== Entries supplied
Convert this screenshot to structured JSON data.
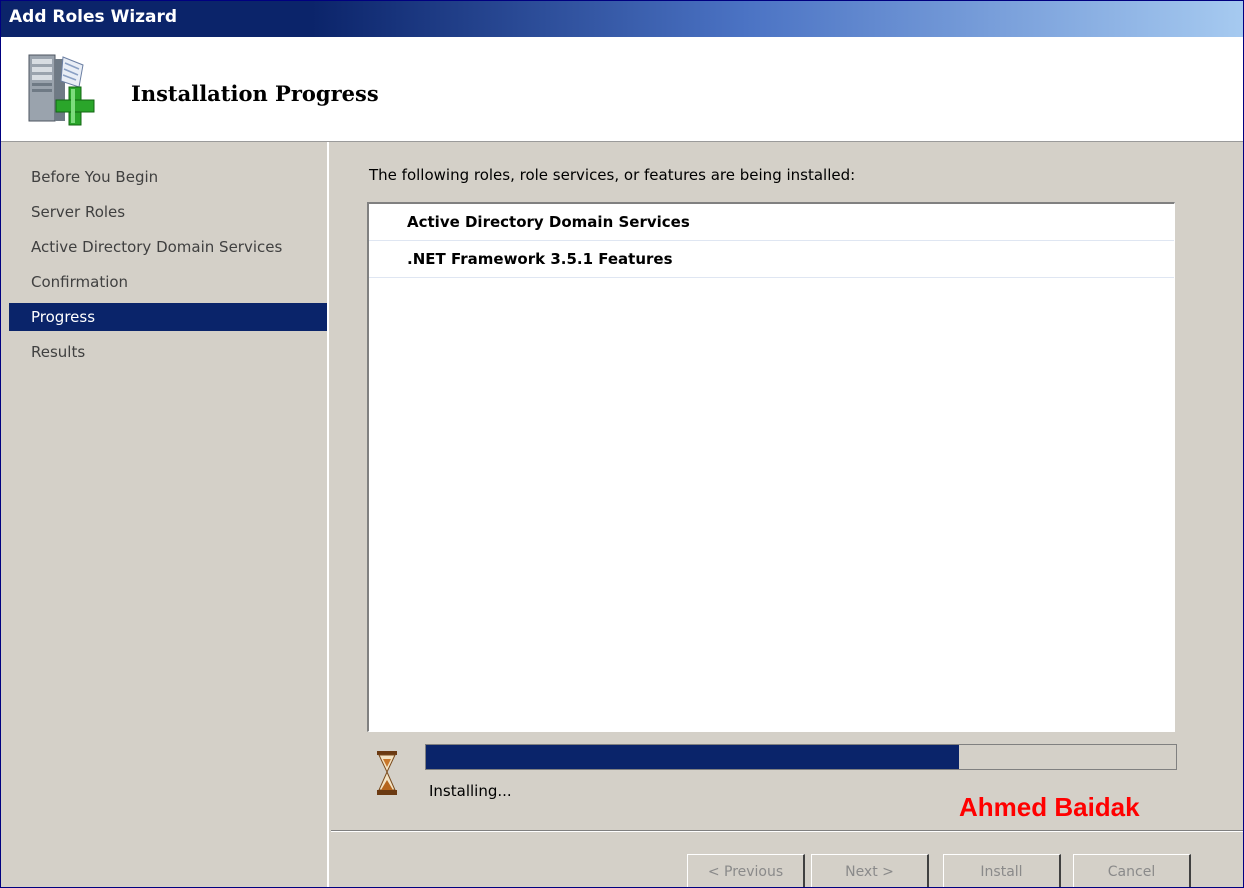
{
  "window": {
    "title": "Add Roles Wizard"
  },
  "header": {
    "page_title": "Installation Progress",
    "icon": "server-add-icon"
  },
  "nav": {
    "items": [
      {
        "label": "Before You Begin",
        "active": false
      },
      {
        "label": "Server Roles",
        "active": false
      },
      {
        "label": "Active Directory Domain Services",
        "active": false
      },
      {
        "label": "Confirmation",
        "active": false
      },
      {
        "label": "Progress",
        "active": true
      },
      {
        "label": "Results",
        "active": false
      }
    ]
  },
  "content": {
    "intro": "The following roles, role services, or features are being installed:",
    "items": [
      {
        "label": "Active Directory Domain Services"
      },
      {
        "label": ".NET Framework 3.5.1 Features"
      }
    ],
    "progress": {
      "fraction": 0.71,
      "status": "Installing...",
      "icon": "hourglass-icon"
    },
    "watermark": "Ahmed Baidak"
  },
  "buttons": {
    "previous": "< Previous",
    "next": "Next >",
    "install": "Install",
    "cancel": "Cancel"
  },
  "colors": {
    "selection": "#0a246a",
    "progress_fill": "#0a246a",
    "watermark": "#ff0000",
    "panel": "#d4d0c8"
  }
}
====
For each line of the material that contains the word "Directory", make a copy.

Answer to the exercise
        "label": "Active Directory Domain Services",
        "label": "Active Directory Domain Services"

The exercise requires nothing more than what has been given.